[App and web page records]
┌──

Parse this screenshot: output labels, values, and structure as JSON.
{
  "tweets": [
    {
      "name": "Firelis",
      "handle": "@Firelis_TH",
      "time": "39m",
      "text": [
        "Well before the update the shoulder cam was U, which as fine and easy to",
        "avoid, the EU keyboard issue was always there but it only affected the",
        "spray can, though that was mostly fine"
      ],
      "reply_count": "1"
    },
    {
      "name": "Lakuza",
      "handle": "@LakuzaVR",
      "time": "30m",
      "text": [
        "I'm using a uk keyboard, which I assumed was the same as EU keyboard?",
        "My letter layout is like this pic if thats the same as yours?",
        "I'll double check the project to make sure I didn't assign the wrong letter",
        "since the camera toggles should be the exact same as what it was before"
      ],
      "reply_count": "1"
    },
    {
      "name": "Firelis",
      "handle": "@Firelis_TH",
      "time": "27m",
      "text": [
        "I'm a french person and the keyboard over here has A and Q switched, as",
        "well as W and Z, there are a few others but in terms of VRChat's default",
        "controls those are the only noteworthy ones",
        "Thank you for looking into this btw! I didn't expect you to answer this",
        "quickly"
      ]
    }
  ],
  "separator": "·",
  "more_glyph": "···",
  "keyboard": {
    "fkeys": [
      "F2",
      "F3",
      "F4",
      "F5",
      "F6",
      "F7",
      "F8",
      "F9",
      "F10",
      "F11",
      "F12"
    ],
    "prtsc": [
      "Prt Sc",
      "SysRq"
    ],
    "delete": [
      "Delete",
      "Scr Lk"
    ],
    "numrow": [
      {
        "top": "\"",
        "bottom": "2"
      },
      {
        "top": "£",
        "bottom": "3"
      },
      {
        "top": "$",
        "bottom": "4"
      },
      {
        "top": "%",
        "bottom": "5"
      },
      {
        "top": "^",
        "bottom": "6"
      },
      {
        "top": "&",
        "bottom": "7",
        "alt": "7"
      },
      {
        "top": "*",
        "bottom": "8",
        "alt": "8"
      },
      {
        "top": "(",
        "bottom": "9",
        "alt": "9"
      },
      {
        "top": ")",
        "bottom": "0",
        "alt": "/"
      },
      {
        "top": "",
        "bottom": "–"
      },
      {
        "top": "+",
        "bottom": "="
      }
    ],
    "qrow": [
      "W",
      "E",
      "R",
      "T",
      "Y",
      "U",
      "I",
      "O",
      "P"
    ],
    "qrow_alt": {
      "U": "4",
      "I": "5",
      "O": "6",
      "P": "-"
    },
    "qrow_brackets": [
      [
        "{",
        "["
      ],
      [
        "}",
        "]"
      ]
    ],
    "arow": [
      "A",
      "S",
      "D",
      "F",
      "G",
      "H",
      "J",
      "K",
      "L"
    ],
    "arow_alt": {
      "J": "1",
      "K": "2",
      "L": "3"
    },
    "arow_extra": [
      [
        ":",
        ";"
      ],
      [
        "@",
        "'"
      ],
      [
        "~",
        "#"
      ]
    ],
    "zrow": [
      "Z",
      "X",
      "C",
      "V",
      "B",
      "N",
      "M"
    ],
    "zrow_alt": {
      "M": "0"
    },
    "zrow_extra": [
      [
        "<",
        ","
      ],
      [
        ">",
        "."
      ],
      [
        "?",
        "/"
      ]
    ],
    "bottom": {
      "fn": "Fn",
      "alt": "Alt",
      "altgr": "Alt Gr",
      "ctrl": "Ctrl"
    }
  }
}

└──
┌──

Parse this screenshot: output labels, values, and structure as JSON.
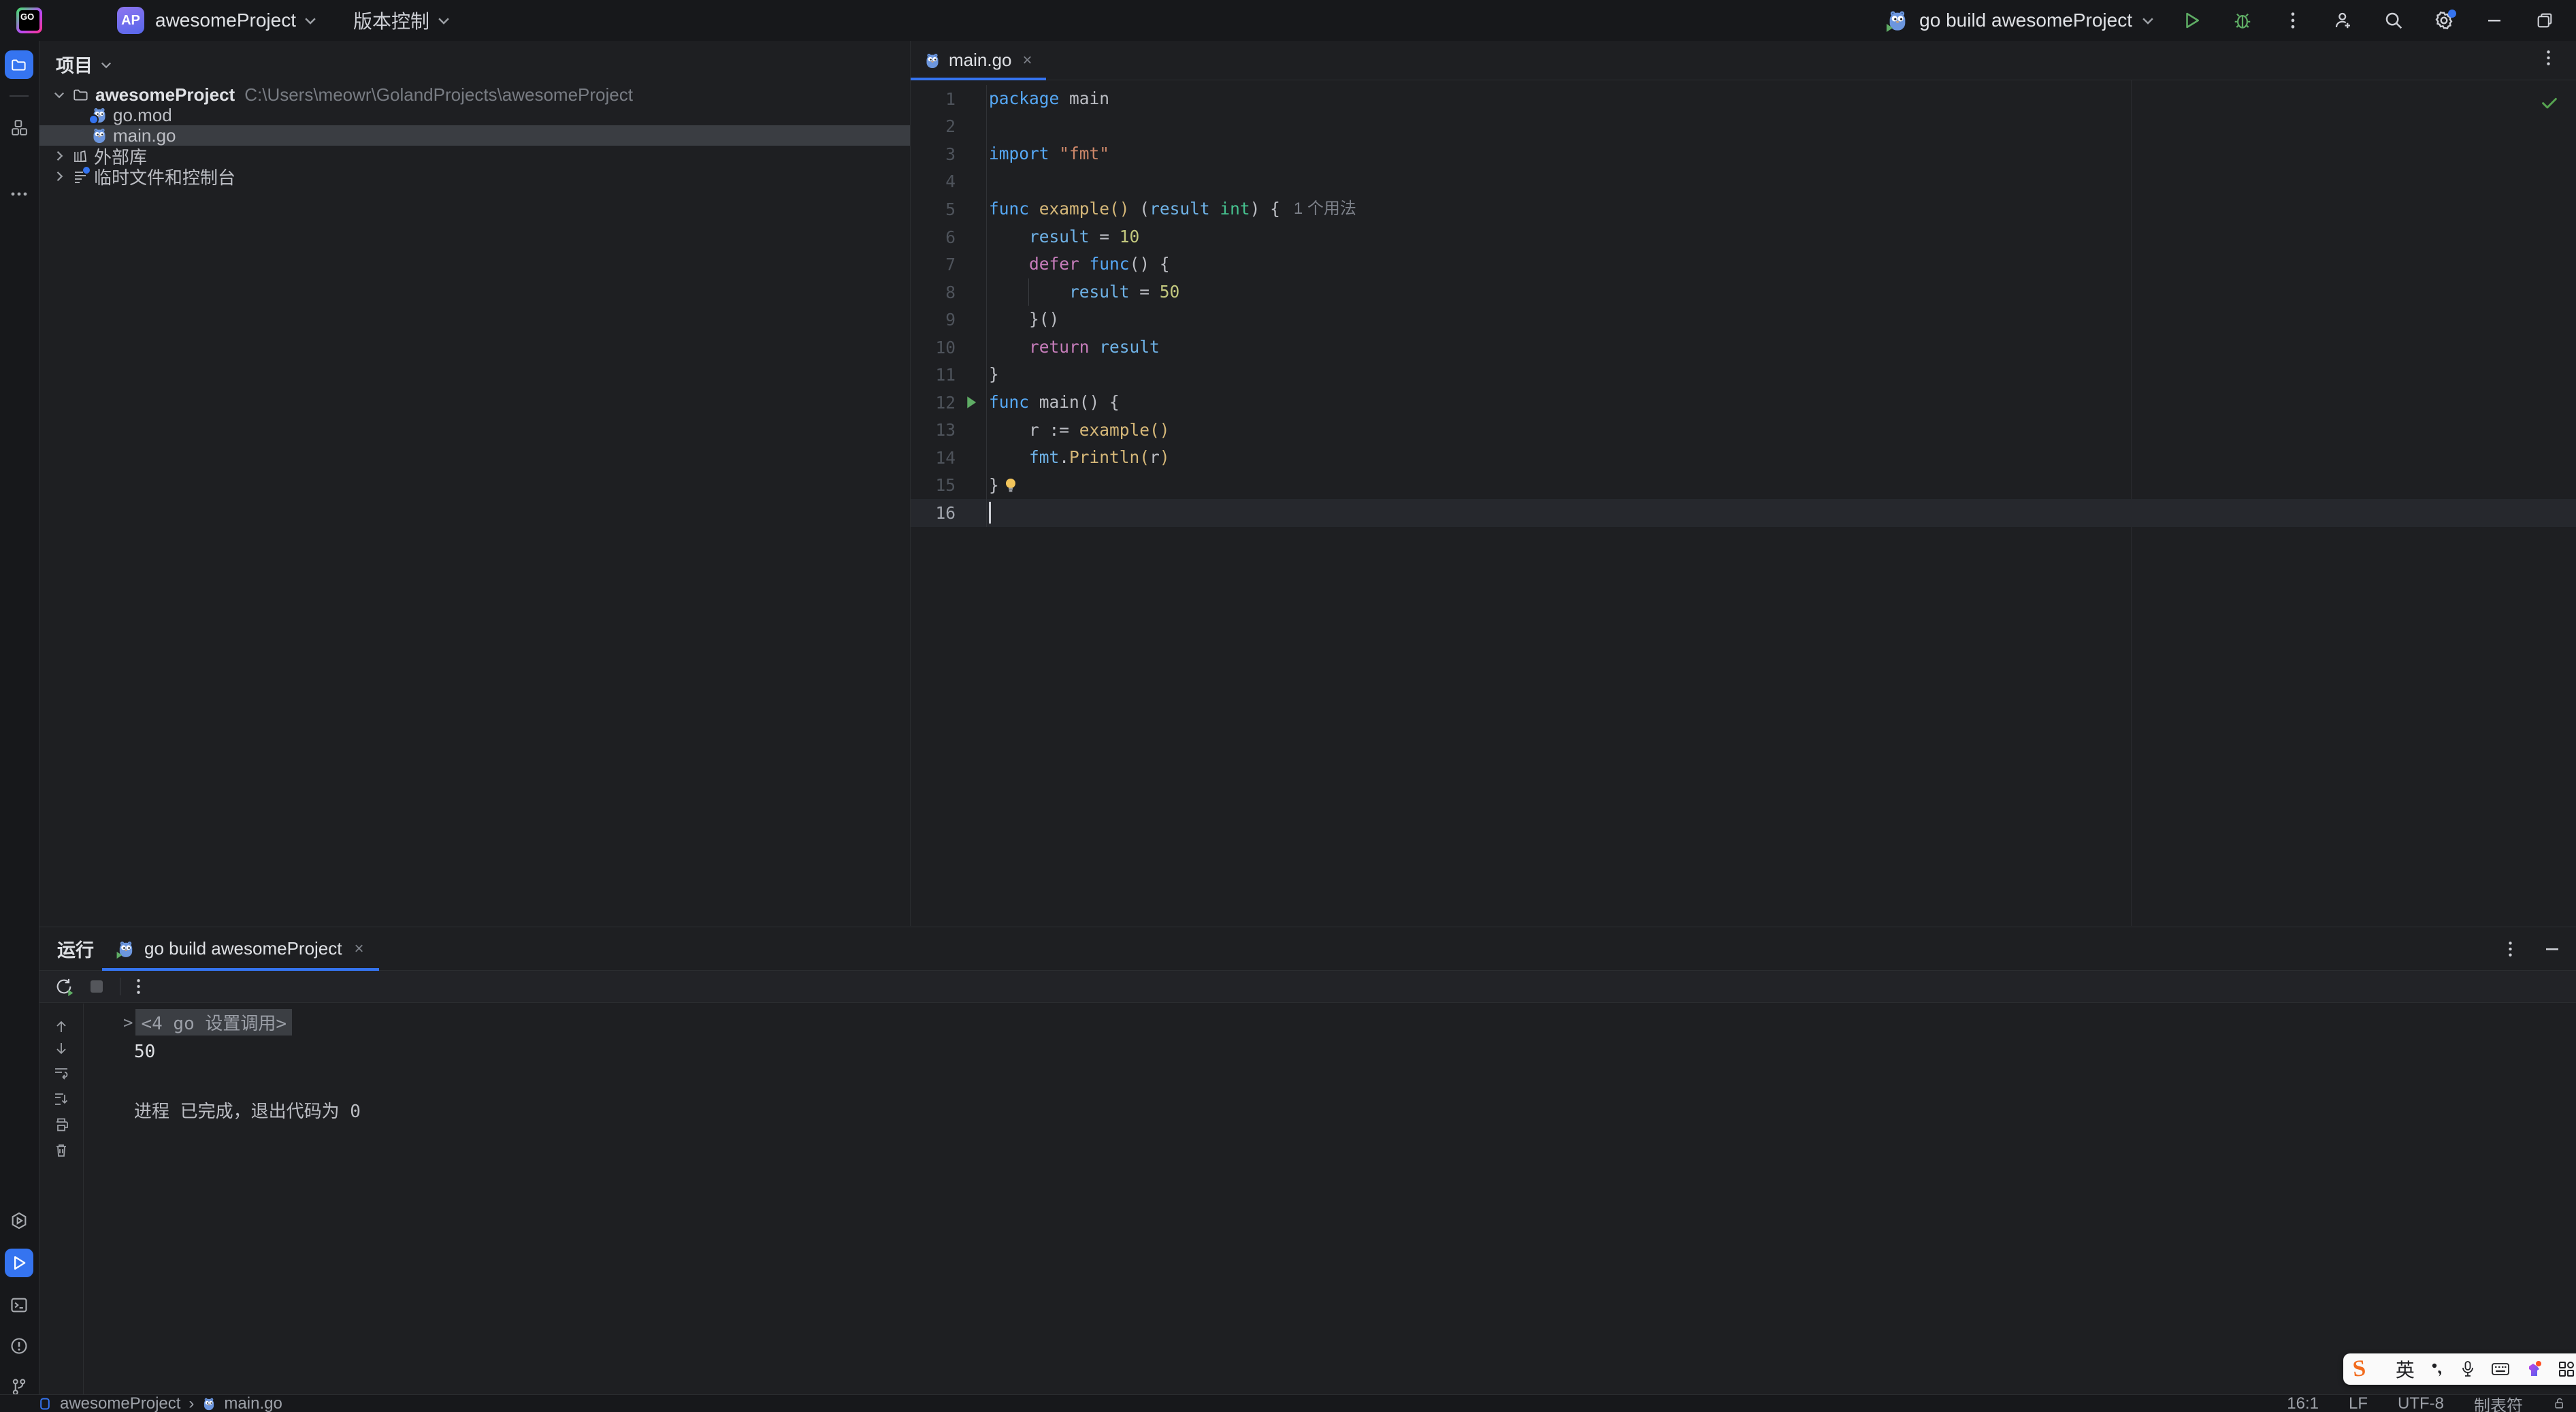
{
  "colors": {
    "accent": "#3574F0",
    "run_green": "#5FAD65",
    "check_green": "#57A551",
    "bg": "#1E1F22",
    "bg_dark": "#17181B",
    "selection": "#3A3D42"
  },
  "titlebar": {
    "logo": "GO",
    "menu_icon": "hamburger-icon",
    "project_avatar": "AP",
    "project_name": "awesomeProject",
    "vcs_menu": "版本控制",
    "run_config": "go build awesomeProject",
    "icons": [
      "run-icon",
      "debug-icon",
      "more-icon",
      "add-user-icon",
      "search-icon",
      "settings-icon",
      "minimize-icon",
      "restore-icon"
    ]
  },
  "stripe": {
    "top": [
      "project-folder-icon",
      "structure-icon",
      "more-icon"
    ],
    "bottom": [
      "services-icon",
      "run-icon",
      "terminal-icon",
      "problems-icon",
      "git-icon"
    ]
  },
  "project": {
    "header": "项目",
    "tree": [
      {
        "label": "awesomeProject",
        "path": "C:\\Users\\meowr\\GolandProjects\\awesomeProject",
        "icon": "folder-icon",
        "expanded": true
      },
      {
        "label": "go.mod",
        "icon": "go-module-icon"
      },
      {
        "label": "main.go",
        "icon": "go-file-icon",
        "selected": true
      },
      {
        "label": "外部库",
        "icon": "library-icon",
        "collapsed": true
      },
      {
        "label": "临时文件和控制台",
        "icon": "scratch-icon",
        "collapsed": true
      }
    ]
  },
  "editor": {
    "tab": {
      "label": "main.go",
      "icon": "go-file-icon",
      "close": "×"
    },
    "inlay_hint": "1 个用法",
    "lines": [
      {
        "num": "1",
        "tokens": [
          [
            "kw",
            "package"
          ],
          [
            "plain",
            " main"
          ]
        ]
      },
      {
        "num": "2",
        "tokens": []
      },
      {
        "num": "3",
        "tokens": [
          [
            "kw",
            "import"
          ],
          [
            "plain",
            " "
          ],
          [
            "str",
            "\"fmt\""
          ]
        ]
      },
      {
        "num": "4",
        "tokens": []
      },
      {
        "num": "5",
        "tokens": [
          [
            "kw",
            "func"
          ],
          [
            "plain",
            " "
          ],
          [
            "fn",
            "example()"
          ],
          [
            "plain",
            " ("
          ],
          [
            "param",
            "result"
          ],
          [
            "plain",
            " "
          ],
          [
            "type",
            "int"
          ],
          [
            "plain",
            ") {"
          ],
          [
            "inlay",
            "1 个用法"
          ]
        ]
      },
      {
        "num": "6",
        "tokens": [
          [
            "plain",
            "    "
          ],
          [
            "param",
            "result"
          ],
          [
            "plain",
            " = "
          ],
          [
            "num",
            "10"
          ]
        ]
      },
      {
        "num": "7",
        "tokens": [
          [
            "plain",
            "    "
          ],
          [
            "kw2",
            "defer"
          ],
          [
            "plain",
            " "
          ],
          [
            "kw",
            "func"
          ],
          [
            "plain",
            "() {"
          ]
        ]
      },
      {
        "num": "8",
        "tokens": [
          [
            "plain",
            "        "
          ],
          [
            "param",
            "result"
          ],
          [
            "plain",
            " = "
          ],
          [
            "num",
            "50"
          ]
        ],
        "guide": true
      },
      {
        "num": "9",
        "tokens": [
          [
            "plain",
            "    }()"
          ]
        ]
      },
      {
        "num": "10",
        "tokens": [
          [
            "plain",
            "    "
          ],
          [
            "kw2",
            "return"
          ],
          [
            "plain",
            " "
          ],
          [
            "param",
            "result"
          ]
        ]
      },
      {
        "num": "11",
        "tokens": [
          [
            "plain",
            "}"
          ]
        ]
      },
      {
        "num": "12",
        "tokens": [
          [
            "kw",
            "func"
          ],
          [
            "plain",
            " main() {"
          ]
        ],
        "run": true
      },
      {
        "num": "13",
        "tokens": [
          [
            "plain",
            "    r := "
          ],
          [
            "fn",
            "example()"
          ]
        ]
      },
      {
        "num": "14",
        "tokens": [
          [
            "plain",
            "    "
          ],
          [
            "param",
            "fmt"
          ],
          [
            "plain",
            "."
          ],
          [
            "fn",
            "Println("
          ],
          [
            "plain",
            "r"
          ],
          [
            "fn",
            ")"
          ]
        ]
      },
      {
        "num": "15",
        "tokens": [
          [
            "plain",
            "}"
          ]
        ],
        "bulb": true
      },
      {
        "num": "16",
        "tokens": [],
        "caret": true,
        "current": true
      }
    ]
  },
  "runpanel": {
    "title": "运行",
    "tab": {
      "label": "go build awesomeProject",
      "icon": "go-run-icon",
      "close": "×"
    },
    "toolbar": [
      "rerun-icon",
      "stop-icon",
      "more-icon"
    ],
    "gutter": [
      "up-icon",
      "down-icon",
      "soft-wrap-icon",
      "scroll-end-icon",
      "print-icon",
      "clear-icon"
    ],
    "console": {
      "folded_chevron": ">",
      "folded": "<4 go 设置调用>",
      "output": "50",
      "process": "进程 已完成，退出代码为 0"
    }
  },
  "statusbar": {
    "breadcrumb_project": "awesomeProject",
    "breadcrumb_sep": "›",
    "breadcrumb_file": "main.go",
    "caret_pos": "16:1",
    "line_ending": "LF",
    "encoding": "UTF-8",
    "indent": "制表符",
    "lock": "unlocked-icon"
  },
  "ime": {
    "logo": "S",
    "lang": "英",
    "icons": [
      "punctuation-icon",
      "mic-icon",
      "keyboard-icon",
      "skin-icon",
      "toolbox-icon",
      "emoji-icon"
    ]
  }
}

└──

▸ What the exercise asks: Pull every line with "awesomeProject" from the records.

▸ Result below:
    "project_name": "awesomeProject",
    "run_config": "go build awesomeProject",
        "label": "awesomeProject",
        "path": "C:\\Users\\meowr\\GolandProjects\\awesomeProject",
      "label": "go build awesomeProject",
    "breadcrumb_project": "awesomeProject",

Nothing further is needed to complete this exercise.